Start of Block

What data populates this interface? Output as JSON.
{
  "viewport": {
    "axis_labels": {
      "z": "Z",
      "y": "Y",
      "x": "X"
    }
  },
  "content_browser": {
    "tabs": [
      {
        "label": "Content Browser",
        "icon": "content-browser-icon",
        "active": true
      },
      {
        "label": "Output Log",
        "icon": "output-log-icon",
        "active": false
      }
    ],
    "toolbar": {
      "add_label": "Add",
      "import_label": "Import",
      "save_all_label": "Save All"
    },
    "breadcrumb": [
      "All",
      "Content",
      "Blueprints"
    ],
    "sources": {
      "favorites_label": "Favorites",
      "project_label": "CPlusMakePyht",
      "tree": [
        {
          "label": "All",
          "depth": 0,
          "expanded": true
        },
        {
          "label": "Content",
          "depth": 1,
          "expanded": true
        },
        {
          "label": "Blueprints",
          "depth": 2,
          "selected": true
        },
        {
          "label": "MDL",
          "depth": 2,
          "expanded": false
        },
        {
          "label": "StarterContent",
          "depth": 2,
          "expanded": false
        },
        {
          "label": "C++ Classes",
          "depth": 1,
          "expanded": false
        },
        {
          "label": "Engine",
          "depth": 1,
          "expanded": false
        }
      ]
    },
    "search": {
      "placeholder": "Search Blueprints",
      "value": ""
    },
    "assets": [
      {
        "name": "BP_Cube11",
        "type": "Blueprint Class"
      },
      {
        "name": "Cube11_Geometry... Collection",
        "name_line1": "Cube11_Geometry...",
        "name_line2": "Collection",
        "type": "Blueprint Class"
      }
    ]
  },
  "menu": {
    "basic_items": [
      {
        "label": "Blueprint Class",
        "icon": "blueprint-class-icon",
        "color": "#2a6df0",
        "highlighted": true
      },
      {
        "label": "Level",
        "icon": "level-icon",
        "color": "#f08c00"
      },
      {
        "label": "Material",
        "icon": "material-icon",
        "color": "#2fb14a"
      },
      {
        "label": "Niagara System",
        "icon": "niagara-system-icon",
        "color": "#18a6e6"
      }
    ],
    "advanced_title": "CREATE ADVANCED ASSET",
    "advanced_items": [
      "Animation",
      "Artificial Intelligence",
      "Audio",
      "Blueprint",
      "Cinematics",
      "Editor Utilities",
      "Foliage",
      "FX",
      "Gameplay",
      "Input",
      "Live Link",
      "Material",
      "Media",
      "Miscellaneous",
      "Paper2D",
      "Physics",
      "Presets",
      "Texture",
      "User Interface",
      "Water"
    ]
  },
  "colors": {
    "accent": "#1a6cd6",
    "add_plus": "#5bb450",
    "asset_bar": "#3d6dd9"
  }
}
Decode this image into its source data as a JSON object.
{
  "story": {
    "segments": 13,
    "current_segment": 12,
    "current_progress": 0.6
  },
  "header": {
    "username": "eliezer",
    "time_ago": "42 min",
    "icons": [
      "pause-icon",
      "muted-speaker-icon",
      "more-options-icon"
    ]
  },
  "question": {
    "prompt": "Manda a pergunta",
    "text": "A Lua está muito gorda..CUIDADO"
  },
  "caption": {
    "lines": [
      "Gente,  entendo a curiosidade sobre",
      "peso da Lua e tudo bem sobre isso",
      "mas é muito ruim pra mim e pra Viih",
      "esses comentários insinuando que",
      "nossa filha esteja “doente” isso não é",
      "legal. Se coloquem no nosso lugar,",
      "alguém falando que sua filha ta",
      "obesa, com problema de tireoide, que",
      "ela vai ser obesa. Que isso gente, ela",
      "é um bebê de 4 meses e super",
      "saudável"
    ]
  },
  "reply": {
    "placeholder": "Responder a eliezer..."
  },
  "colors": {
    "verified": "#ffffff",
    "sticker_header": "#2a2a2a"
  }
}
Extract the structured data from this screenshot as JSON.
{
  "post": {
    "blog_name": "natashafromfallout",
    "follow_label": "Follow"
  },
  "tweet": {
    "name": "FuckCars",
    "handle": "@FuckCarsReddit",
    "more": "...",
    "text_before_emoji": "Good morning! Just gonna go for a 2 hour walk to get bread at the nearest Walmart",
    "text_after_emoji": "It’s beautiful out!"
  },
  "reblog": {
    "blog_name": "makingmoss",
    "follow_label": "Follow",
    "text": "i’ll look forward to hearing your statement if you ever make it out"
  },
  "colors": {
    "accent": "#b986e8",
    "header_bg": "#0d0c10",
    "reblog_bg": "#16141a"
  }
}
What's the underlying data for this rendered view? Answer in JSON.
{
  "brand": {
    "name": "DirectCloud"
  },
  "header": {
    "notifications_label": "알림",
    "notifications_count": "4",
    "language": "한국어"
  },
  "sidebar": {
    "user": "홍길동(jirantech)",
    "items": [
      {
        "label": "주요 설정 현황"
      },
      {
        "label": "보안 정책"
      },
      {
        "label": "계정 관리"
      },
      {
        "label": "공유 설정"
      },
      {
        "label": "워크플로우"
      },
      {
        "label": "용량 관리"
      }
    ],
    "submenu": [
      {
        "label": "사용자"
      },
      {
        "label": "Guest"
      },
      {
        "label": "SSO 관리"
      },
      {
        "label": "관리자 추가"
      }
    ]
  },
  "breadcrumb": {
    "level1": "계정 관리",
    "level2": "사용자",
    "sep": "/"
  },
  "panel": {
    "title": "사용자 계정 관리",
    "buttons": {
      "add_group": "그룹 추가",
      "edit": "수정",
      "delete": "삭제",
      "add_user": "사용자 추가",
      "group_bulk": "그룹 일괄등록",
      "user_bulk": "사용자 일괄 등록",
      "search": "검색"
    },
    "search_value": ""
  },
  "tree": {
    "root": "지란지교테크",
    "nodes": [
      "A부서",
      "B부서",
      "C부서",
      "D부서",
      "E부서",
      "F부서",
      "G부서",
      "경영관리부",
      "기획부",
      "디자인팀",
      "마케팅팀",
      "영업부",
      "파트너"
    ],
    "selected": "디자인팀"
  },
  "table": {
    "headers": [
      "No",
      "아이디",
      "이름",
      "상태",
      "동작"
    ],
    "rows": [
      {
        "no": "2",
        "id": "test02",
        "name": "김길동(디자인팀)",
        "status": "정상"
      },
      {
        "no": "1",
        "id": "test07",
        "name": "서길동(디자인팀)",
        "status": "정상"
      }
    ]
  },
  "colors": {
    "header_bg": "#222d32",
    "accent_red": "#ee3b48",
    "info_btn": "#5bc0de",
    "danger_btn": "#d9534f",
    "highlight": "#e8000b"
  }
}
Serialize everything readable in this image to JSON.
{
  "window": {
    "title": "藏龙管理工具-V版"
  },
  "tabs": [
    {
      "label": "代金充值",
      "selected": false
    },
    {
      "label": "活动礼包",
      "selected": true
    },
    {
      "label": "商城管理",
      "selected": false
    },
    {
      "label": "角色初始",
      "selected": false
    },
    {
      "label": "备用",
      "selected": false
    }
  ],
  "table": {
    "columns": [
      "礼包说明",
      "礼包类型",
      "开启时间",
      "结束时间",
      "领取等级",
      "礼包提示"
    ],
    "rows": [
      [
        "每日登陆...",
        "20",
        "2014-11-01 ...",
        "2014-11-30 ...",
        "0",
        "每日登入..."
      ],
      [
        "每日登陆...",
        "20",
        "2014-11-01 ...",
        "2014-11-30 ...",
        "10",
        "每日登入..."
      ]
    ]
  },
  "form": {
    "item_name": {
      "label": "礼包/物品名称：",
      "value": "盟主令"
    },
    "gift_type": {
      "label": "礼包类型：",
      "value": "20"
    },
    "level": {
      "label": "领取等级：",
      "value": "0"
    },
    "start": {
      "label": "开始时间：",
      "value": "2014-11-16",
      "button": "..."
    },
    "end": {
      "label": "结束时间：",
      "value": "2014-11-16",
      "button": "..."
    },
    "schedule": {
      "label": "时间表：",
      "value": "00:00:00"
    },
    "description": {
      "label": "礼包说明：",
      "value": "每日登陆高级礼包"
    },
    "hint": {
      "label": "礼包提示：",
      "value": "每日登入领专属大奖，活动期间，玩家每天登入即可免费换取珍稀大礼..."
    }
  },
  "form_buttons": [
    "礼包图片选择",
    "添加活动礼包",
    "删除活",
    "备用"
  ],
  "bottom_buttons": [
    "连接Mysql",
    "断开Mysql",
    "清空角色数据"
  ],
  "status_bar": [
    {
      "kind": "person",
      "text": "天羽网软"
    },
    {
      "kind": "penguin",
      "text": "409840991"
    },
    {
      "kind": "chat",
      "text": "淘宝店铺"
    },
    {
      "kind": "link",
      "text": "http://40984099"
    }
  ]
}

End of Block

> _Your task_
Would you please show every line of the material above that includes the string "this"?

> _Exercise response_
What data populates this interface? Output as JSON.
Decode this image into its source data as a JSON object.
Extract the structured data from this screenshot as JSON.
What's the underlying data for this rendered view? Answer in JSON.
Serialize everything readable in this image to JSON.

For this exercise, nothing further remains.